Some old clothes probably aren’t worth keeping. Later I think we will discuss what it is that makes old clothing, heirloom clothing. What about your Great Grandfather’s World War I Uniform? It could be donated to the Veteran’s Administration. I know our local Veteran’s Cemetery has a display with uniforms from the various wars. A museum might be interested. It has been in the family for so long and we do know who wore it. We even have photographs of him wearing it. His comb was still in the pocket. I think we will keep Grandpa’s uniform in the family. I am going to put it in a shadow box for display along with his medals and some photographs.

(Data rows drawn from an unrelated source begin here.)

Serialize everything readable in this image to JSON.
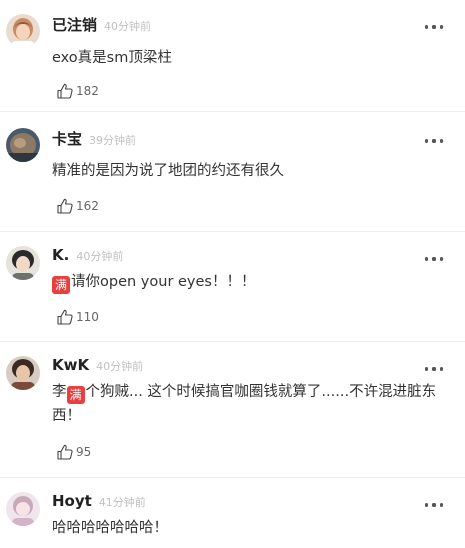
{
  "comments": [
    {
      "username": "已注销",
      "time": "40分钟前",
      "text": "exo真是sm顶梁柱",
      "likes": "182",
      "avatar_icon": "avatar-icon"
    },
    {
      "username": "卡宝",
      "time": "39分钟前",
      "text": "精准的是因为说了地团的约还有很久",
      "likes": "162",
      "avatar_icon": "avatar-icon"
    },
    {
      "username": "K.",
      "time": "40分钟前",
      "badge": "满",
      "text": "请你open your eyes！！！",
      "likes": "110",
      "avatar_icon": "avatar-icon"
    },
    {
      "username": "KwK",
      "time": "40分钟前",
      "text_prefix": "李",
      "badge": "满",
      "text": "个狗贼... 这个时候搞官咖圈钱就算了......不许混进脏东西！",
      "likes": "95",
      "avatar_icon": "avatar-icon"
    },
    {
      "username": "Hoyt",
      "time": "41分钟前",
      "text": "哈哈哈哈哈哈哈！",
      "avatar_icon": "avatar-icon"
    }
  ],
  "icons": {
    "more": "more-icon",
    "like": "thumbs-up-icon"
  },
  "colors": {
    "badge": "#e8403e",
    "username": "#222222",
    "time": "#c0c0c0",
    "text": "#333333",
    "divider": "#eeeeee"
  }
}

That will be the subject for a future post.
I have discovered quite a few items of old heirloom clothing in our family history boxes. (At least someone thought they were heirloom.) We have my some of my Dad’s baby clothes and his blanket. There are baby dresses belonging to my Grandfather and and a great uncle. There is even a partially finished dress my Grandma was making for my uncle before he was born. (Yes, my Grandma “Hattie, the unfinisher”,but that is another story!) Then he was a boy instead of the girl she had been hoping for. I guess somewhere between the two generations it became improper to put a boy in a dress. I’m not sure what I’m going to do with that one.
I think I will start with one of the more recent clothing articles. My daughter’s christening dress. My Mom made it for me when I was expecting my first baby. I ended up having a boy so the dress wasn’t used for a long time. We did put it on him once though and he threw a screaming fit. Apparently he knew it wasn’t right for him even at the age of 6 weeks. Anyway we saved the dress. Finally, 10 years later, my fourth baby was a girl. I finally had someone to wear the dress! I had pretty much given up and decided I simply did not know how to make a girl. In spite of an ultra-sound, she was a complete surprise. The Dr. said “It’s a girl!” and I replied “Are you sure? Let me look at that!”
It would take a long shadow box to display it. My Mom did a great job making it. It is beautiful little dress. She made a christening dress for each of her Granddaughters. She also used to love to make porcelain dolls. I wish I had one to represent each of my babies, but she left this world before either of us were finished. I’m going to dress the one baby doll she made me in the christening dress.
I have a wooden doll cradle that my mother-in-law gave my daughter for Christmas one year. The doll will look nice in that cradle propped up with a crocheted baby afghan and laying on the baby blanket that my Mom saved from when I was a baby.
Doesn’t she look pretty? Sadly, she actually has a lot more hair than my baby girl did! If you display any heirloom clothing like this be sure and seal the wooden cradle to keep acids from migrating to the fabric. Also do not put heirloom clothing on a vinyl or plastic doll. The acids will eventually yellow and weaken the fabric of the clothing. In fact, given enough time a vinyl doll will decay and become sticky. This doll is porcelain with a fabric body.
I really like her laying on the bed. Nice, if you have a guest room that almost never gets used (mine is used frequently) and if you don’t have children around to play with her. I have grandchildren and a husband, and I know my husband won’t want to be bothered with carefully removing this doll from the bed every night. So, she will remain in her little cradle, on a small round table, in the corner of my bedroom for now.